Collected data entries:

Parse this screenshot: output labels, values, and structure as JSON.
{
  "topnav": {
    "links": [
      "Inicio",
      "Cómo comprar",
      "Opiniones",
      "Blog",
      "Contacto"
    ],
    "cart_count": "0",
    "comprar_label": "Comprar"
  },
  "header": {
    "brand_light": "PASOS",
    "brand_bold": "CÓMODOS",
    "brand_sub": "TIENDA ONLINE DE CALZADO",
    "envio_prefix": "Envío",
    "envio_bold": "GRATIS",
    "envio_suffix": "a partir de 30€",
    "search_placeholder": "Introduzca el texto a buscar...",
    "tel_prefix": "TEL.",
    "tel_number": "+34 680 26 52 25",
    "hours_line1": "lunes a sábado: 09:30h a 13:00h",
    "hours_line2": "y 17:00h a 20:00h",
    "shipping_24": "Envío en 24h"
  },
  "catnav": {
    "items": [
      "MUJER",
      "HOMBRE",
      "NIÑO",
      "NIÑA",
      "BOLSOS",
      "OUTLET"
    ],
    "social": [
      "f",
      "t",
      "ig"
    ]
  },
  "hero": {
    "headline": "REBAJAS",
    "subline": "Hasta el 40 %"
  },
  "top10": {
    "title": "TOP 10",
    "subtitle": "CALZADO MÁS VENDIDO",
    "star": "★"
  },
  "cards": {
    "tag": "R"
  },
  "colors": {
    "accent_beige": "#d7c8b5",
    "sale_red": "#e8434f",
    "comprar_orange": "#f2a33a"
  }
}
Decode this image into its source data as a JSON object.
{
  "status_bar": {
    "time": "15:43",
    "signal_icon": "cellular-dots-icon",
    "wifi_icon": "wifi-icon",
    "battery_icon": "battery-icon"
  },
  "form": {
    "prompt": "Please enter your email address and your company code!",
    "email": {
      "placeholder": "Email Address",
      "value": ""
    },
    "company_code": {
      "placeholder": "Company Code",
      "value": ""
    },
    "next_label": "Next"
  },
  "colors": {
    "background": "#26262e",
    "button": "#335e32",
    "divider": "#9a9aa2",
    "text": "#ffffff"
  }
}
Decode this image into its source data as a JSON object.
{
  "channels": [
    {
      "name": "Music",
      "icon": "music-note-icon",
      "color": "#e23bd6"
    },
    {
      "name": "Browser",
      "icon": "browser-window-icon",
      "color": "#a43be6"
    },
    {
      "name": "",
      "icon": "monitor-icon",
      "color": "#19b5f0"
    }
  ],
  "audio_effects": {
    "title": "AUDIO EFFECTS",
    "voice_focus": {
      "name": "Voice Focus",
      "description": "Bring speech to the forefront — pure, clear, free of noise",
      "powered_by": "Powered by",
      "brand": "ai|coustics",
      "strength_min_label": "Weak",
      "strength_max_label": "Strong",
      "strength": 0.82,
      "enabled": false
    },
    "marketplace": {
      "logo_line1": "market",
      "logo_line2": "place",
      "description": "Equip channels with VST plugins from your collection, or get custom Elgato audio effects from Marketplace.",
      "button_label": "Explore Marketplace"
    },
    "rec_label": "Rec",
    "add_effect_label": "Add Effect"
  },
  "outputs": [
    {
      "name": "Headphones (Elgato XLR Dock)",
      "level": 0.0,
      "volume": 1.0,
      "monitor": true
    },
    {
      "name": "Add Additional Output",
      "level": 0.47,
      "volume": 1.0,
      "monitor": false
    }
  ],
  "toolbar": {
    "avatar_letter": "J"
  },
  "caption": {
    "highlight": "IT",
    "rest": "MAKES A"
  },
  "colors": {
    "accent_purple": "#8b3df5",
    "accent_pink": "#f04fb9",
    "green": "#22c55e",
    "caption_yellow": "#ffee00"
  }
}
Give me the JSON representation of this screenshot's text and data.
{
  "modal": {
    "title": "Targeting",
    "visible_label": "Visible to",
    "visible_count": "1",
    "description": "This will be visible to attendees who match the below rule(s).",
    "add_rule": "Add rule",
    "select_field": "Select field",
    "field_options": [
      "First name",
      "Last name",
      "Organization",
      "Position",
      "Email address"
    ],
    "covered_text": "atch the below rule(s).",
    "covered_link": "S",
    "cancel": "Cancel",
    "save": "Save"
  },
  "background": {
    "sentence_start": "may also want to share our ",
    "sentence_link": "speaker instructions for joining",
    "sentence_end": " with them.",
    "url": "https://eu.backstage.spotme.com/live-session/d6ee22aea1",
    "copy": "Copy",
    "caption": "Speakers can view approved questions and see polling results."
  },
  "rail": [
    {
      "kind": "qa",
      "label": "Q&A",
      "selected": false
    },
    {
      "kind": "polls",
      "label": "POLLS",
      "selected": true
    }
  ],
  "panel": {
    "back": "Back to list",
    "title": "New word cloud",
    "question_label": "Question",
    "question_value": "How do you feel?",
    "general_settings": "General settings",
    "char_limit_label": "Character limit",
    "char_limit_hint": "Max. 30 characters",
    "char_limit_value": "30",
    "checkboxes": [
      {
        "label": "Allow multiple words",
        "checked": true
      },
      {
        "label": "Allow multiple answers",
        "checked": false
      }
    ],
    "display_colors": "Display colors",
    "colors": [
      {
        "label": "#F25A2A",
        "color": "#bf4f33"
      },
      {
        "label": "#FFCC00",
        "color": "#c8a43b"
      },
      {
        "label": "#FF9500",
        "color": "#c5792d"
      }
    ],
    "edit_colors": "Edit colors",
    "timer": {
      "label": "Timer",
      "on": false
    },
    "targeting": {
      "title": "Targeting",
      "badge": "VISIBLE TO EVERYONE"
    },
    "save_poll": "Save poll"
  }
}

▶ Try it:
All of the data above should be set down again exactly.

▶ Result for this task:
Parse this screenshot: output labels, values, and structure as JSON.
{
  "topnav": {
    "links": [
      "Inicio",
      "Cómo comprar",
      "Opiniones",
      "Blog",
      "Contacto"
    ],
    "cart_count": "0",
    "comprar_label": "Comprar"
  },
  "header": {
    "brand_light": "PASOS",
    "brand_bold": "CÓMODOS",
    "brand_sub": "TIENDA ONLINE DE CALZADO",
    "envio_prefix": "Envío",
    "envio_bold": "GRATIS",
    "envio_suffix": "a partir de 30€",
    "search_placeholder": "Introduzca el texto a buscar...",
    "tel_prefix": "TEL.",
    "tel_number": "+34 680 26 52 25",
    "hours_line1": "lunes a sábado: 09:30h a 13:00h",
    "hours_line2": "y 17:00h a 20:00h",
    "shipping_24": "Envío en 24h"
  },
  "catnav": {
    "items": [
      "MUJER",
      "HOMBRE",
      "NIÑO",
      "NIÑA",
      "BOLSOS",
      "OUTLET"
    ],
    "social": [
      "f",
      "t",
      "ig"
    ]
  },
  "hero": {
    "headline": "REBAJAS",
    "subline": "Hasta el 40 %"
  },
  "top10": {
    "title": "TOP 10",
    "subtitle": "CALZADO MÁS VENDIDO",
    "star": "★"
  },
  "cards": {
    "tag": "R"
  },
  "colors": {
    "accent_beige": "#d7c8b5",
    "sale_red": "#e8434f",
    "comprar_orange": "#f2a33a"
  }
}
Decode this image into its source data as a JSON object.
{
  "status_bar": {
    "time": "15:43",
    "signal_icon": "cellular-dots-icon",
    "wifi_icon": "wifi-icon",
    "battery_icon": "battery-icon"
  },
  "form": {
    "prompt": "Please enter your email address and your company code!",
    "email": {
      "placeholder": "Email Address",
      "value": ""
    },
    "company_code": {
      "placeholder": "Company Code",
      "value": ""
    },
    "next_label": "Next"
  },
  "colors": {
    "background": "#26262e",
    "button": "#335e32",
    "divider": "#9a9aa2",
    "text": "#ffffff"
  }
}
Decode this image into its source data as a JSON object.
{
  "channels": [
    {
      "name": "Music",
      "icon": "music-note-icon",
      "color": "#e23bd6"
    },
    {
      "name": "Browser",
      "icon": "browser-window-icon",
      "color": "#a43be6"
    },
    {
      "name": "",
      "icon": "monitor-icon",
      "color": "#19b5f0"
    }
  ],
  "audio_effects": {
    "title": "AUDIO EFFECTS",
    "voice_focus": {
      "name": "Voice Focus",
      "description": "Bring speech to the forefront — pure, clear, free of noise",
      "powered_by": "Powered by",
      "brand": "ai|coustics",
      "strength_min_label": "Weak",
      "strength_max_label": "Strong",
      "strength": 0.82,
      "enabled": false
    },
    "marketplace": {
      "logo_line1": "market",
      "logo_line2": "place",
      "description": "Equip channels with VST plugins from your collection, or get custom Elgato audio effects from Marketplace.",
      "button_label": "Explore Marketplace"
    },
    "rec_label": "Rec",
    "add_effect_label": "Add Effect"
  },
  "outputs": [
    {
      "name": "Headphones (Elgato XLR Dock)",
      "level": 0.0,
      "volume": 1.0,
      "monitor": true
    },
    {
      "name": "Add Additional Output",
      "level": 0.47,
      "volume": 1.0,
      "monitor": false
    }
  ],
  "toolbar": {
    "avatar_letter": "J"
  },
  "caption": {
    "highlight": "IT",
    "rest": "MAKES A"
  },
  "colors": {
    "accent_purple": "#8b3df5",
    "accent_pink": "#f04fb9",
    "green": "#22c55e",
    "caption_yellow": "#ffee00"
  }
}
Give me the JSON representation of this screenshot's text and data.
{
  "modal": {
    "title": "Targeting",
    "visible_label": "Visible to",
    "visible_count": "1",
    "description": "This will be visible to attendees who match the below rule(s).",
    "add_rule": "Add rule",
    "select_field": "Select field",
    "field_options": [
      "First name",
      "Last name",
      "Organization",
      "Position",
      "Email address"
    ],
    "covered_text": "atch the below rule(s).",
    "covered_link": "S",
    "cancel": "Cancel",
    "save": "Save"
  },
  "background": {
    "sentence_start": "may also want to share our ",
    "sentence_link": "speaker instructions for joining",
    "sentence_end": " with them.",
    "url": "https://eu.backstage.spotme.com/live-session/d6ee22aea1",
    "copy": "Copy",
    "caption": "Speakers can view approved questions and see polling results."
  },
  "rail": [
    {
      "kind": "qa",
      "label": "Q&A",
      "selected": false
    },
    {
      "kind": "polls",
      "label": "POLLS",
      "selected": true
    }
  ],
  "panel": {
    "back": "Back to list",
    "title": "New word cloud",
    "question_label": "Question",
    "question_value": "How do you feel?",
    "general_settings": "General settings",
    "char_limit_label": "Character limit",
    "char_limit_hint": "Max. 30 characters",
    "char_limit_value": "30",
    "checkboxes": [
      {
        "label": "Allow multiple words",
        "checked": true
      },
      {
        "label": "Allow multiple answers",
        "checked": false
      }
    ],
    "display_colors": "Display colors",
    "colors": [
      {
        "label": "#F25A2A",
        "color": "#bf4f33"
      },
      {
        "label": "#FFCC00",
        "color": "#c8a43b"
      },
      {
        "label": "#FF9500",
        "color": "#c5792d"
      }
    ],
    "edit_colors": "Edit colors",
    "timer": {
      "label": "Timer",
      "on": false
    },
    "targeting": {
      "title": "Targeting",
      "badge": "VISIBLE TO EVERYONE"
    },
    "save_poll": "Save poll"
  }
}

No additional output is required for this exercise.